Hodges is responding to the news this week that a BNP candidate, Sion Owens, was arrested in South Wales after footage emerged of him setting fire to a copy of the Qur'an. He was charged with a public order offence, which was subsequently withdrawn by the Crown Prosecution Service, although investigations are apparently ongoing. The Owens case, which follows the recent violence in Afghanistan prompted by a book burning conducted by controversial Florida pastors Terry Jones and Wayne Sapp, raises serious questions about free expression, but Hodges argues that free speech should not include the right to burn the Qur'an:
"Those who defend Quran burning on the basis of free speech miss the point. For starters, it's not free. It requires someone to go out, buy a book, buy petrol, (not even cheap at the moment, never mind free), light them, film them, then distribute the proceedings to whatever little clique they call their friends, or more widely on Youtube or some other "social" media. This is an overt, conscious action, motivated by malign intent. It is not the product of open, free-spirited discourse, but an aggressive, premeditated, provocation.He continues by arguing that the potential consequences of Qur'an burning, i.e. violent reprisals by Islamic extremists, should ensure that doing so is a criminal offence:
Nor is it actually speech. It's not opening a dialogue or building an argument. Quite the opposite. It's a deliberate act of destruction; the destruction of a dialogue and argument constructed by others. If you don't like Islam, fine. Write a book about why. Don't burn one."
"It's not just the action, it's the consequences. We know what Quran burning leads to. In the last couple of weeks it's resulted in innocent people being murdered and maimed. It's increased the threat to British and western troops serving overseas. It's boosted the Taliban and other terrorist organisations.Hodges' argument is in stark contrast to a piece in our next issue (which we've just sent to the printers) by Padraig Reidy, news editor of Index on Censorship magazine.

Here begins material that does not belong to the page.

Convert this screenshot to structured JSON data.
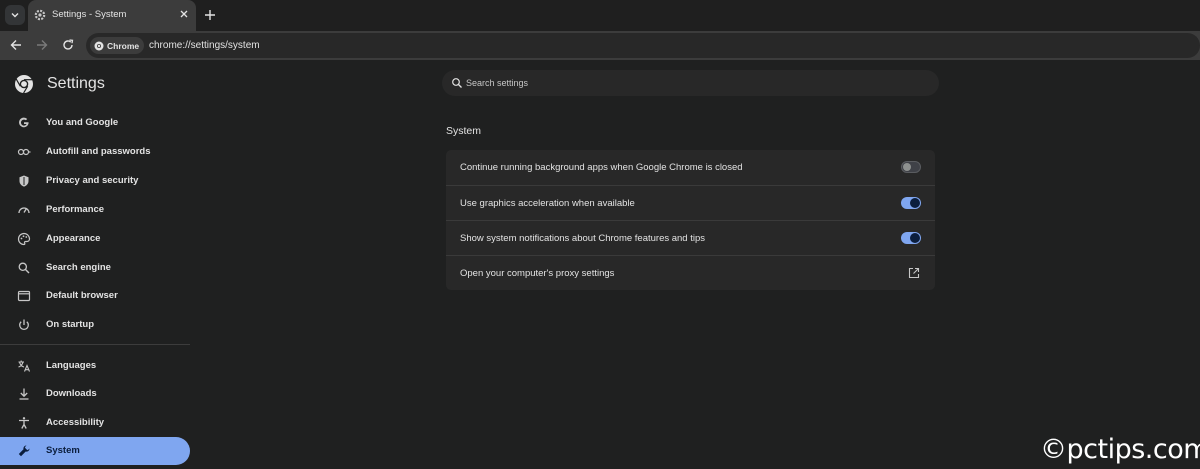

Padraig argues that, while book burning is clearly a stupid and provocative act, we should not allow the behaviour of a few senseless individuals to lead to the erosion of the vital human right of free expression:
If our laws are not for preventing people from deliberately engaging in actions and activity that incite others to murder, propagate international terrorism and lay the seeds of civil disorder, what are they for?"
"Ultimately, it is the perpetrators of murderous violence who must be blamed for murderous violence (in a civilian setting, that is). While rioters may well have held the Qu’ran dear, this is not a reason for killing. As philosophy writer Nigel Warburton pointed out on Index on Censorship’s Free Speech Blog: “no idea or object should be sacrosanct from criticism or ridicule, and we should be clear that we condemn violence far more than we condemn the expression of offensive views.”What do you make of these arguments? Are you with Padraig on this, or do you agree with Hodges that a line should be drawn with deliberately inflammatory acts like Qur'an burning? Share your view by answering the poll below, and please do discuss at length in the comments.
Afghanistan’s President Karzai has sought the prosecution of Jones and Sapp, but, admirably, US authorities have not for a moment suggested this could be a possibility.
The Kabul slaughter was horrific. But it should only strengthen our resolve in defending free speech, both from and for book burners."
I've phrased the poll question as "Should it be a criminal offence to burn the Qur'an in public?", with "public" intended to cover broadcasting the act on YouTube and so on, as Sion Owens did. I've set the answers to "Yes", "No" and "Not sure" to keep things straightforward, but you can discuss which laws would cover it and so on in the comments.